▶ _EXERCISE_: In the response, the entries must appear exactly as supplied.

Data records for software interfaces
━━━

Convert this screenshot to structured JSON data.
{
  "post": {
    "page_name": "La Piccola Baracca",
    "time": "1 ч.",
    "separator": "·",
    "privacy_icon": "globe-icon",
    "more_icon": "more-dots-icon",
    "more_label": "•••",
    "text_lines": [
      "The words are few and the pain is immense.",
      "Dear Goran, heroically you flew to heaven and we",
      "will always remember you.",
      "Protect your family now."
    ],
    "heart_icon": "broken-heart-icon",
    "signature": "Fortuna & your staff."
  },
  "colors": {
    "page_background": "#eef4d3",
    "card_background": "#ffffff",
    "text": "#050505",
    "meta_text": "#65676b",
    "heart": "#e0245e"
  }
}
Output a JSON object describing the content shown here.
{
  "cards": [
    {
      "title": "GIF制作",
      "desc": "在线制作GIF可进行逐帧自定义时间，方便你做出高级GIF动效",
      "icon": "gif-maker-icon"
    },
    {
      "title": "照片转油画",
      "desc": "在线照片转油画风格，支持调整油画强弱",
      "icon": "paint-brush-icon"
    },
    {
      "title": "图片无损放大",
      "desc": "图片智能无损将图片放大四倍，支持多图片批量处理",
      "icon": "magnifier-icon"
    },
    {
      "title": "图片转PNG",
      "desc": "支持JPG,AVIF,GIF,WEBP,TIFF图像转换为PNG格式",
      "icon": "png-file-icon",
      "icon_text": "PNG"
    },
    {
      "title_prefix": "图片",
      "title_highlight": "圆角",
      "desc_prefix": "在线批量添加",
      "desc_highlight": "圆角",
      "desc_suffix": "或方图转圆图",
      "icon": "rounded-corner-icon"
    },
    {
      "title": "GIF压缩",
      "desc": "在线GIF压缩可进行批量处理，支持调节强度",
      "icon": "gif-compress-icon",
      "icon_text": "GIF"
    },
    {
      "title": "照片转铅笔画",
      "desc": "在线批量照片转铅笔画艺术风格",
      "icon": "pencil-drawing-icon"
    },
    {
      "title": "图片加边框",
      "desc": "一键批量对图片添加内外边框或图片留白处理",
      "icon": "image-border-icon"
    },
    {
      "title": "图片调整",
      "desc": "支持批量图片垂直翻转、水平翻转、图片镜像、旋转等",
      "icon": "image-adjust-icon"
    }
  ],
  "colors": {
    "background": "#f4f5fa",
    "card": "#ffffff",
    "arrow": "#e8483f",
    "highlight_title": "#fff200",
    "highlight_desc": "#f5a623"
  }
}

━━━

▶ _EXERCISE RESPONSE_:
Convert this screenshot to structured JSON data.
{
  "post": {
    "page_name": "La Piccola Baracca",
    "time": "1 ч.",
    "separator": "·",
    "privacy_icon": "globe-icon",
    "more_icon": "more-dots-icon",
    "more_label": "•••",
    "text_lines": [
      "The words are few and the pain is immense.",
      "Dear Goran, heroically you flew to heaven and we",
      "will always remember you.",
      "Protect your family now."
    ],
    "heart_icon": "broken-heart-icon",
    "signature": "Fortuna & your staff."
  },
  "colors": {
    "page_background": "#eef4d3",
    "card_background": "#ffffff",
    "text": "#050505",
    "meta_text": "#65676b",
    "heart": "#e0245e"
  }
}
Output a JSON object describing the content shown here.
{
  "cards": [
    {
      "title": "GIF制作",
      "desc": "在线制作GIF可进行逐帧自定义时间，方便你做出高级GIF动效",
      "icon": "gif-maker-icon"
    },
    {
      "title": "照片转油画",
      "desc": "在线照片转油画风格，支持调整油画强弱",
      "icon": "paint-brush-icon"
    },
    {
      "title": "图片无损放大",
      "desc": "图片智能无损将图片放大四倍，支持多图片批量处理",
      "icon": "magnifier-icon"
    },
    {
      "title": "图片转PNG",
      "desc": "支持JPG,AVIF,GIF,WEBP,TIFF图像转换为PNG格式",
      "icon": "png-file-icon",
      "icon_text": "PNG"
    },
    {
      "title_prefix": "图片",
      "title_highlight": "圆角",
      "desc_prefix": "在线批量添加",
      "desc_highlight": "圆角",
      "desc_suffix": "或方图转圆图",
      "icon": "rounded-corner-icon"
    },
    {
      "title": "GIF压缩",
      "desc": "在线GIF压缩可进行批量处理，支持调节强度",
      "icon": "gif-compress-icon",
      "icon_text": "GIF"
    },
    {
      "title": "照片转铅笔画",
      "desc": "在线批量照片转铅笔画艺术风格",
      "icon": "pencil-drawing-icon"
    },
    {
      "title": "图片加边框",
      "desc": "一键批量对图片添加内外边框或图片留白处理",
      "icon": "image-border-icon"
    },
    {
      "title": "图片调整",
      "desc": "支持批量图片垂直翻转、水平翻转、图片镜像、旋转等",
      "icon": "image-adjust-icon"
    }
  ],
  "colors": {
    "background": "#f4f5fa",
    "card": "#ffffff",
    "arrow": "#e8483f",
    "highlight_title": "#fff200",
    "highlight_desc": "#f5a623"
  }
}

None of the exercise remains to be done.